And, more importantly, Reeves' hitman is well on his way to becoming one of the greatest action movie heroes in recent memory. Few (if any) other action flicks have succeeded in creating a mind-blowing avant garde ballet out of a dozen well-dressed gunmen who get shot, choked, or stabbed with a pencil by a pissed off hitman who just wants to return to retirement.
But for all the over-the-top acrobatics, fight sequences, and gun-porn (see: the sommelier), what makes the series so enthralling, especially for the service members and vets in the audience, is that there are some refreshing moments of realism nestled under all of that gun fu. Wrack your brain and try to remember the last time you saw an action hero do a press check during a shootout, clear a jam, or actually, you know, reload, instead of just hip-firing 300 rounds from an M16 nonstop. It's cool, we'll wait.
As it turns out, there's a good reason for the caliber of gun-play in John Wick.
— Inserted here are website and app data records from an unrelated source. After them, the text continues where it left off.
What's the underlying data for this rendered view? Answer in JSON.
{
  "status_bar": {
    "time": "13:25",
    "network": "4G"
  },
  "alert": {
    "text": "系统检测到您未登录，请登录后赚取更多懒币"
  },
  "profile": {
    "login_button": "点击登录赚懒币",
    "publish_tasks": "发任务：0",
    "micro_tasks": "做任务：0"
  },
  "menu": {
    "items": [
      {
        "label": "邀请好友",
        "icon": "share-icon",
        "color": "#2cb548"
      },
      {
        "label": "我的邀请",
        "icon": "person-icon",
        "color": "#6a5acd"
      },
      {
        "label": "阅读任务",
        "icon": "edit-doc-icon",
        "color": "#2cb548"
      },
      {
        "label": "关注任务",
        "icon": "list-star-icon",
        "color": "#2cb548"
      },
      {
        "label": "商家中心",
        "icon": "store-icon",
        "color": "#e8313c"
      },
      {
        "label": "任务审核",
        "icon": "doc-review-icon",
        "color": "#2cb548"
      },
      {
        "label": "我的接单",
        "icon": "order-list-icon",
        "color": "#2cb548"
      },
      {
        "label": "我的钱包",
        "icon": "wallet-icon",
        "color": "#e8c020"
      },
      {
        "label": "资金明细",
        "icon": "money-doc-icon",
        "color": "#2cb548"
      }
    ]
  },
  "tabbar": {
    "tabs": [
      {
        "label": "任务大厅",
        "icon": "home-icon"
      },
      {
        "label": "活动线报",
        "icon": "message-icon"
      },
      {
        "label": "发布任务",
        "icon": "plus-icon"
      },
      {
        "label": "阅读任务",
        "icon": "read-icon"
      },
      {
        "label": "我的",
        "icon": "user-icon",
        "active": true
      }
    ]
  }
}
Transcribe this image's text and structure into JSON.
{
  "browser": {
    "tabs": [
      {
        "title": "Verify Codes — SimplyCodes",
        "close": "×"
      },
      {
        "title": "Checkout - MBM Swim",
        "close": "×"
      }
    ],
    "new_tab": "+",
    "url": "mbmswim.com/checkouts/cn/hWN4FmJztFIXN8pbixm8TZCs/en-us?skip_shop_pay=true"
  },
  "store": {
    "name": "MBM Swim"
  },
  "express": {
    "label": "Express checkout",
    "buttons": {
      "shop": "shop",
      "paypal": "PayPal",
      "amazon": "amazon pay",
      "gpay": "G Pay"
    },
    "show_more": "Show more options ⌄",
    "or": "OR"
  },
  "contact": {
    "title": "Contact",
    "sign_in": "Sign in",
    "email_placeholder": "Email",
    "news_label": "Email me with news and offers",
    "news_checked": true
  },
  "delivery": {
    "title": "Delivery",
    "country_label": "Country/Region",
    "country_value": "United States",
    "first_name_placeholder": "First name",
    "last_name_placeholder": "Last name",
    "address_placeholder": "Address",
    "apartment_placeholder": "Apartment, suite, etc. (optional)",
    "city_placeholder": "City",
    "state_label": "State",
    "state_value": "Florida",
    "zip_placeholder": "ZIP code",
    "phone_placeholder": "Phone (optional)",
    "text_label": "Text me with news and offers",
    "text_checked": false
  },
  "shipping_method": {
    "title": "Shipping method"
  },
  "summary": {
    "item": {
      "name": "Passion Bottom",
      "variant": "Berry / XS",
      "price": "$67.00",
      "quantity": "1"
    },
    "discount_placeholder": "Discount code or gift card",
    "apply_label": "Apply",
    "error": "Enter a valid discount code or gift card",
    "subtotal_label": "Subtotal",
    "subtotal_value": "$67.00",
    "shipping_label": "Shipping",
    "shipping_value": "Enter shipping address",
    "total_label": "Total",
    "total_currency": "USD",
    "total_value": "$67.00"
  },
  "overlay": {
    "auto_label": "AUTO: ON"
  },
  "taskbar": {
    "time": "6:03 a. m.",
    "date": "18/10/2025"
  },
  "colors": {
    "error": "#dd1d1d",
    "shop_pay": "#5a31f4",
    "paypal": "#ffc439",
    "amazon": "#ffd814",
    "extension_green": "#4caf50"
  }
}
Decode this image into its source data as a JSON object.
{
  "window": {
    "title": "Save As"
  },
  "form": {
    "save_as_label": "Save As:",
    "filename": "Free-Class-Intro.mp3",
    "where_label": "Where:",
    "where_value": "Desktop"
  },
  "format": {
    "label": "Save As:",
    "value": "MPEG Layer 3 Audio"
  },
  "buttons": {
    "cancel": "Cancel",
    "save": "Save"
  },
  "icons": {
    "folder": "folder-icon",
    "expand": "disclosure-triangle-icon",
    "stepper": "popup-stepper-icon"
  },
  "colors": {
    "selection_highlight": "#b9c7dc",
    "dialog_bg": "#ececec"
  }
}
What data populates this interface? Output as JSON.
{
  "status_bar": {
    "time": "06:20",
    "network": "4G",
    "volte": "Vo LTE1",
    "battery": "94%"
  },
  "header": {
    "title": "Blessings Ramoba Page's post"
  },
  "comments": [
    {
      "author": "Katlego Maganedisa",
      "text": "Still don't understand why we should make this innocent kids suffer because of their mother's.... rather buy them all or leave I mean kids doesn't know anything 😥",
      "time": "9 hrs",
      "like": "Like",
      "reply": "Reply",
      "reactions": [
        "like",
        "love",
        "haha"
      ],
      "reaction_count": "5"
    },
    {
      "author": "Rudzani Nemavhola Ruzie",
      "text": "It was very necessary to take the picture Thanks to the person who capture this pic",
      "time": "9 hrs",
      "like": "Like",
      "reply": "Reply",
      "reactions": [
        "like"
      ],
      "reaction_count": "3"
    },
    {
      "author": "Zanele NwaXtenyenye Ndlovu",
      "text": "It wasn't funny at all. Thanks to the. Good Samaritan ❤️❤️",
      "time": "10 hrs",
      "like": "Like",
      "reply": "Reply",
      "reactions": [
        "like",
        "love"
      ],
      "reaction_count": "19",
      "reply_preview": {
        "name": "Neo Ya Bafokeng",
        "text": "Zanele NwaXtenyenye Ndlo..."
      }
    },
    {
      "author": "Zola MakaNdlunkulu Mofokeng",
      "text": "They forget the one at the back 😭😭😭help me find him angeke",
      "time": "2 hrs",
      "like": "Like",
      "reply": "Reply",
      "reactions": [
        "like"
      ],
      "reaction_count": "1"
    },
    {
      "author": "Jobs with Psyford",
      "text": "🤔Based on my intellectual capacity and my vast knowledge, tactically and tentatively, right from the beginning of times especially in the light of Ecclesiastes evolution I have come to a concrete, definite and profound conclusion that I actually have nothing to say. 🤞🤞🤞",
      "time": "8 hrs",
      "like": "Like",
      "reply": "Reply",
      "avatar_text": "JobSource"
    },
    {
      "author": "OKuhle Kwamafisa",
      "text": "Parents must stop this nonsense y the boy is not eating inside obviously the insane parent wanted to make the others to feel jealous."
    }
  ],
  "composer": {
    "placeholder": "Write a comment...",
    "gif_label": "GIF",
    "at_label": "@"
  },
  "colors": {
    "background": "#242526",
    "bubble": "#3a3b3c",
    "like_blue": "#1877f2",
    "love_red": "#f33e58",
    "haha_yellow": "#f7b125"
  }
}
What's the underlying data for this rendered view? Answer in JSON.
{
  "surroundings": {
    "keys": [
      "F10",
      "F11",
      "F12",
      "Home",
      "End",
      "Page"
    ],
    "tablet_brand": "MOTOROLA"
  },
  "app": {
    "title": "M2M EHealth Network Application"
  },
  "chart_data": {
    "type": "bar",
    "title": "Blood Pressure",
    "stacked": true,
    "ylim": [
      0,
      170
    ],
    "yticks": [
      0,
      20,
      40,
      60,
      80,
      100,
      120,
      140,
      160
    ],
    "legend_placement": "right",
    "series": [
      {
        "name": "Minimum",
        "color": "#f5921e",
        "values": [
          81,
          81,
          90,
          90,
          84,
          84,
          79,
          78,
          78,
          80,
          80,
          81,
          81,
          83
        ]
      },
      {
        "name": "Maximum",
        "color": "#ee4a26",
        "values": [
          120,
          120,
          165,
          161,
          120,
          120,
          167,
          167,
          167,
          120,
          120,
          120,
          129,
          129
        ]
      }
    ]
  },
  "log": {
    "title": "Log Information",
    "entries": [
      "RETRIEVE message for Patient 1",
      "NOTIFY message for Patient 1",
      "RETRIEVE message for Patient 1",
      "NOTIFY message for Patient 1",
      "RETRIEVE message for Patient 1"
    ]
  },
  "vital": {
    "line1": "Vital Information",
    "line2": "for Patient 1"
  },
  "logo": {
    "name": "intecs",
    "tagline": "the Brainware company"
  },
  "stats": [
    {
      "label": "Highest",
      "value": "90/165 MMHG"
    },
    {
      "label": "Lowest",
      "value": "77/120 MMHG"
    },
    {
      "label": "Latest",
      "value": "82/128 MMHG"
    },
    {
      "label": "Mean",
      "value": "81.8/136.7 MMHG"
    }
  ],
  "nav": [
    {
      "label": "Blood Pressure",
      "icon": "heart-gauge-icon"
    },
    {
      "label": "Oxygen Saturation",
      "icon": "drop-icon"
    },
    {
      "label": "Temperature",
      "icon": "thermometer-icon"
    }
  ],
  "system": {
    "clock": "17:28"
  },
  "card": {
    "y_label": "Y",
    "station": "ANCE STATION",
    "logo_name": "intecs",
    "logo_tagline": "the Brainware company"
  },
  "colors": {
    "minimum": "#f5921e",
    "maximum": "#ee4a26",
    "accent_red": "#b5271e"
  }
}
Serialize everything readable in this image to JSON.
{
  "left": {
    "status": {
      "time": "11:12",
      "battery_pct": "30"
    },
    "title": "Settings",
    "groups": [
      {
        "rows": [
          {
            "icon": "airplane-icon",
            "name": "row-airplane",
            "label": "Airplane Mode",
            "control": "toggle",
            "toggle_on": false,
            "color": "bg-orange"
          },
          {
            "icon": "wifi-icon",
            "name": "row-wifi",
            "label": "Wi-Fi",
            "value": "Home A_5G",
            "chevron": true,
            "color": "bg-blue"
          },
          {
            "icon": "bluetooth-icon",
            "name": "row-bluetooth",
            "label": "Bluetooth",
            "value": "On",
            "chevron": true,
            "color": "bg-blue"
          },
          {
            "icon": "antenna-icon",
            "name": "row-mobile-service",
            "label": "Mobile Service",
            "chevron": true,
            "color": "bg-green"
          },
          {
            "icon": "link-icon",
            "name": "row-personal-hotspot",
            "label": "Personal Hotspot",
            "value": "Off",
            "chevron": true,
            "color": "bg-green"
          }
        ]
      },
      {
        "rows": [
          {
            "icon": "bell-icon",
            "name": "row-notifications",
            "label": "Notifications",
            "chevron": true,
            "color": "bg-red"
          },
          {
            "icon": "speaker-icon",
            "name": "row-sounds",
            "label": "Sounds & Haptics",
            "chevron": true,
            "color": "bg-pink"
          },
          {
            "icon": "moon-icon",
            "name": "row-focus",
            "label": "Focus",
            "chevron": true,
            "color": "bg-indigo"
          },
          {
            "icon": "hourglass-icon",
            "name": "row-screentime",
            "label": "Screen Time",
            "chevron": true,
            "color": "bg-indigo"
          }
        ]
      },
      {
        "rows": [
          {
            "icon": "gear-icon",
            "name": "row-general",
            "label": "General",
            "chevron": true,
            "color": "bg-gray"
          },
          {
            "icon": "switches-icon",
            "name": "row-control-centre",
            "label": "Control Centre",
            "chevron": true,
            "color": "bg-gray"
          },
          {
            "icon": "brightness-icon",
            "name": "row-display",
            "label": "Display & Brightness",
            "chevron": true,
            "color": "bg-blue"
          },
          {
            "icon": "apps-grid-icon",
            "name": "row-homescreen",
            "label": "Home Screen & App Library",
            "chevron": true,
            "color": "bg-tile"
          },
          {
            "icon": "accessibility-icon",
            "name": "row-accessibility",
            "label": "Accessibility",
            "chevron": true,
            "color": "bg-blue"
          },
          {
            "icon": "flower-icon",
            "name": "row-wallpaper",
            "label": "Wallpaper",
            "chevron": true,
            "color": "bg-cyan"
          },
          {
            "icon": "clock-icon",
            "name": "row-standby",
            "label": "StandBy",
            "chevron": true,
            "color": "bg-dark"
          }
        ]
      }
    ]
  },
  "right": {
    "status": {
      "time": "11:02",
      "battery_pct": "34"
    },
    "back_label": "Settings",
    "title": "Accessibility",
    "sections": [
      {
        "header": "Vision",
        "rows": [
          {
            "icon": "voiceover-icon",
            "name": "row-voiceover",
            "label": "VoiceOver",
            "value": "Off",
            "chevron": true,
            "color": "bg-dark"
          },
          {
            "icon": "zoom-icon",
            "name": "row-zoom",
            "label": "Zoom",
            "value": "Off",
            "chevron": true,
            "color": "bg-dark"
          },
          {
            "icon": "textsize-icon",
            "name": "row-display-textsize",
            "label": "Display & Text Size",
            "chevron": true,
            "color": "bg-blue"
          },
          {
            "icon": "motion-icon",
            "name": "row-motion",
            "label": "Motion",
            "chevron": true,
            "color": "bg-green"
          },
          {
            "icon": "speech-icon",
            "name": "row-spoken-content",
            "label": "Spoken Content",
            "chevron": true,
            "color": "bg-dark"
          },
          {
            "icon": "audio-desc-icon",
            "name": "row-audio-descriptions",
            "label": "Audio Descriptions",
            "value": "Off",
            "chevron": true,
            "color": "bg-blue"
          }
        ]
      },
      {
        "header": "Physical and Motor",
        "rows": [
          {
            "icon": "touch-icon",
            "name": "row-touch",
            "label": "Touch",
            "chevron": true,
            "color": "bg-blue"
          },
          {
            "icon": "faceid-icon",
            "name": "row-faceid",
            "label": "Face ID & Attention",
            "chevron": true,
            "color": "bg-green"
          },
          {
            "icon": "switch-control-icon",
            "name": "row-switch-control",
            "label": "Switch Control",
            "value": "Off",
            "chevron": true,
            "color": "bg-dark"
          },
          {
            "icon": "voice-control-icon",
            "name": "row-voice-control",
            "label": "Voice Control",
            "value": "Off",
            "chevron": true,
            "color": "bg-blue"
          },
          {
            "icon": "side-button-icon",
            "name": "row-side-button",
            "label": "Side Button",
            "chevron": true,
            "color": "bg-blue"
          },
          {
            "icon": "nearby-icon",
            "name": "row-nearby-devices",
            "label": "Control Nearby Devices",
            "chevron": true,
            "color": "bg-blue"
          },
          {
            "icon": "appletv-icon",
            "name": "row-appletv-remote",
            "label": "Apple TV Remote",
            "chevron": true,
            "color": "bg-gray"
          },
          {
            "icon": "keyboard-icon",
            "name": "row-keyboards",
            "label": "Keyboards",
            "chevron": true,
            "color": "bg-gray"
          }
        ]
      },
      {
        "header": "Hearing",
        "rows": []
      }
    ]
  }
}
One of the franchise's secret weapons is a professional three-gun shooter named Taran Butler, who told Task & Purpose he can draw and hit three targets in 0.67 seconds from 10 yards. And if you've watched any of the scores of videos he's uploaded to social media over the years, it's pretty clear that this isn't idle boasting.
The Navy's electromagnetic railgun is undergoing what officials described as "essentially a shakedown" of critical systems before finally installing a tactical demonstrator aboard a surface warship, the latest sign that the once-beleaguered supergun may actually end up seeing combat.
That pretty much means this is could be the last set of tests before actually slapping this bad boy onto a warship, for once.
The Justice Department has accused Rep. Duncan Hunter (R-Calif.) of illegally using campaign funds to pay for extramarital affairs with five women.
Hunter, who fought in the Iraq War as a Marine artillery officer, and his wife Margaret were indicated by a federal jury on Aug. 21, 2018 for allegedly using up to $250,000 in campaign funds for personal use.
In a recent court filing, federal prosecutors accused Hunter of using campaign money to pay for a variety of expenses involved with his affairs, ranging from a $1,008 hotel bill to $7 for a Sam Adams beer.